Saturday’s MLS Cup will be the ultimate test of LAFC’s winning resolve. The Columbus Crew are the ideologically purest team in MLS at this moment in time. Wilfried Nancy’s high-energy, high-risk approach has made Columbus the league’s most entertaining team. Their controlled chaos makes them dangerous in every phase, as demonstrated by last weekend’s thrilling comeback win over FC Cincinnati. To topple Columbus, LAFC must do more than just win a soccer match - they must win the philosophical argument too.
Dynasties almost never happen in MLS because of the league’s restrictive roster rules. LAFC, however, are better at navigating the transfer market than anyone else. Their recruitment strategy accounts for the inevitable squad turnover that happens every season - see how they have absorbed the departure of players like José Cifuentes and Diego Rossi while still moving forward. Carlos Vela’s departure will be next to be absorbed.
LAFC’s current squad might be the strongest ever assembled in MLS. From front to back, they boast quality. In Vela, they have a reliable source of attacking creativity who has set the tone for the club ever since their expansion season with Denis Bouanga the league’s best finisher. They also have unparalleled depth through the midfield and defence, as proven by the fact USA international Aaron Long isn’t even a guaranteed starter.
All this is in stark contrast to the recent fortunes of the LA Galaxy who finished second-bottom of the Western Conference this season. Having dominated MLS a decade ago, the Carson club has now missed out on the playoffs in three of the last four seasons and there’s no sign of a quick turnaround happening any time soon.
Despite this, the LA Galaxy remain Los Angeles’ biggest club globally, largely due to the lingering legacy of Beckham. It was once said that the Galaxy look bigger the further away you are from it and that still rings true even as they struggle for results. The LA Galaxy are still internationally seen as LA’s marquee franchise.

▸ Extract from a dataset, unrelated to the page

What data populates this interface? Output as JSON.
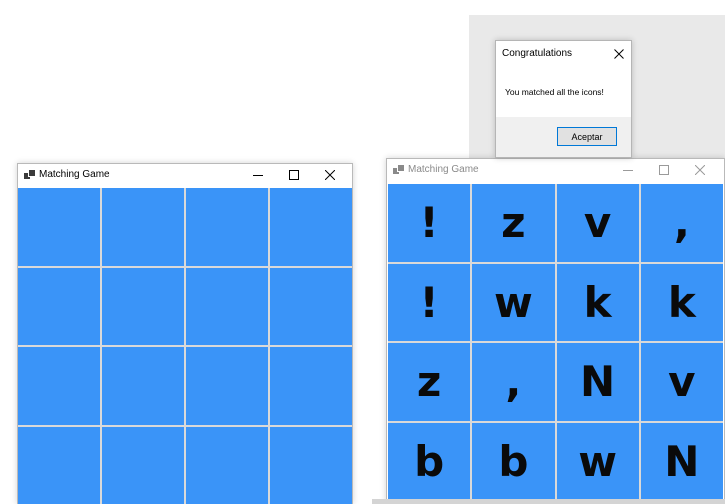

The more LAFC win, though, the closer they get to a changing of the guard. This might have already happened in a local sense – although the LA Galaxy still attract more fans to their home games on average - and it has certainly happened in a soccer sense, but the sight of another trophy in black and gold ribbons would have an impact.
Bale’s big moment last year was the culmination of a lot for LAFC. It won them their first MLS Cup and gave the club its first truly iconic moment - Bale’s goal was viewed millions of times around the world. That’s the thing about dynasties, though - they aren’t defined by just one triumph or iconic moment. They keep producing them. LAFC will arrive in Columbus this weekend as defending champions, but they could leave as much more.